[Data items]
◆ ◆ ◆ ◆ ◆

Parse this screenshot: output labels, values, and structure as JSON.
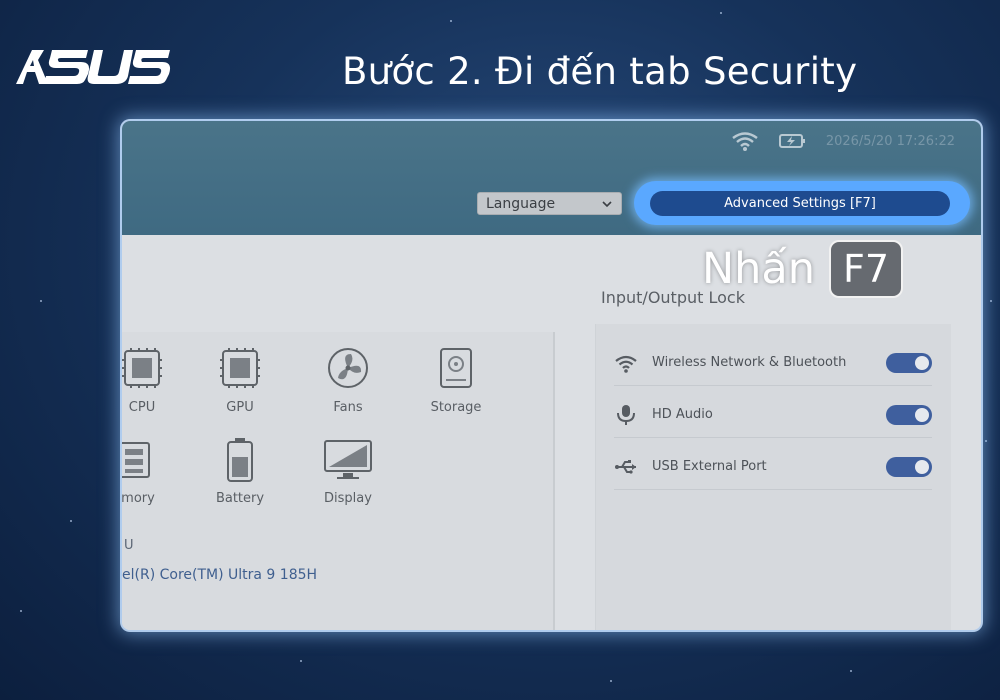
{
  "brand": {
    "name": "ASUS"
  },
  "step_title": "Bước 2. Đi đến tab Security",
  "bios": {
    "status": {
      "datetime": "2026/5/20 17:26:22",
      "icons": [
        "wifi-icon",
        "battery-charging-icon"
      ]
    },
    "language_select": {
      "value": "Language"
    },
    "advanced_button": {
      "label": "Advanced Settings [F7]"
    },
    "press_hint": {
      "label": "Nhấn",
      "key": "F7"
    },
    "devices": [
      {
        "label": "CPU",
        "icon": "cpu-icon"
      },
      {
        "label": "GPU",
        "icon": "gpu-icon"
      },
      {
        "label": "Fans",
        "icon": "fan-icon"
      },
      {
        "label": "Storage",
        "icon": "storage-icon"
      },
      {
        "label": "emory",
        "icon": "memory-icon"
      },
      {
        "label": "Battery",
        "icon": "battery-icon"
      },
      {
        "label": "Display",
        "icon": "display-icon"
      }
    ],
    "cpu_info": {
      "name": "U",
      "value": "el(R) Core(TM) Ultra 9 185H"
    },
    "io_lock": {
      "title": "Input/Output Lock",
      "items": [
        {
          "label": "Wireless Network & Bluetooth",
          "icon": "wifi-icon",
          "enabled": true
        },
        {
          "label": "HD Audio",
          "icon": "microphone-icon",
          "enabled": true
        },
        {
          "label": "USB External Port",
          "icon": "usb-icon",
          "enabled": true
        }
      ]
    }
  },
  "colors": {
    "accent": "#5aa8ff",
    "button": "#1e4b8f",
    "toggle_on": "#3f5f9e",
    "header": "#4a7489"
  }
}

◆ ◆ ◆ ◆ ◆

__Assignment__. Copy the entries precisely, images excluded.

__Answer to this task__.
Parse this screenshot: output labels, values, and structure as JSON.
{
  "brand": {
    "name": "ASUS"
  },
  "step_title": "Bước 2. Đi đến tab Security",
  "bios": {
    "status": {
      "datetime": "2026/5/20 17:26:22",
      "icons": [
        "wifi-icon",
        "battery-charging-icon"
      ]
    },
    "language_select": {
      "value": "Language"
    },
    "advanced_button": {
      "label": "Advanced Settings [F7]"
    },
    "press_hint": {
      "label": "Nhấn",
      "key": "F7"
    },
    "devices": [
      {
        "label": "CPU",
        "icon": "cpu-icon"
      },
      {
        "label": "GPU",
        "icon": "gpu-icon"
      },
      {
        "label": "Fans",
        "icon": "fan-icon"
      },
      {
        "label": "Storage",
        "icon": "storage-icon"
      },
      {
        "label": "emory",
        "icon": "memory-icon"
      },
      {
        "label": "Battery",
        "icon": "battery-icon"
      },
      {
        "label": "Display",
        "icon": "display-icon"
      }
    ],
    "cpu_info": {
      "name": "U",
      "value": "el(R) Core(TM) Ultra 9 185H"
    },
    "io_lock": {
      "title": "Input/Output Lock",
      "items": [
        {
          "label": "Wireless Network & Bluetooth",
          "icon": "wifi-icon",
          "enabled": true
        },
        {
          "label": "HD Audio",
          "icon": "microphone-icon",
          "enabled": true
        },
        {
          "label": "USB External Port",
          "icon": "usb-icon",
          "enabled": true
        }
      ]
    }
  },
  "colors": {
    "accent": "#5aa8ff",
    "button": "#1e4b8f",
    "toggle_on": "#3f5f9e",
    "header": "#4a7489"
  }
}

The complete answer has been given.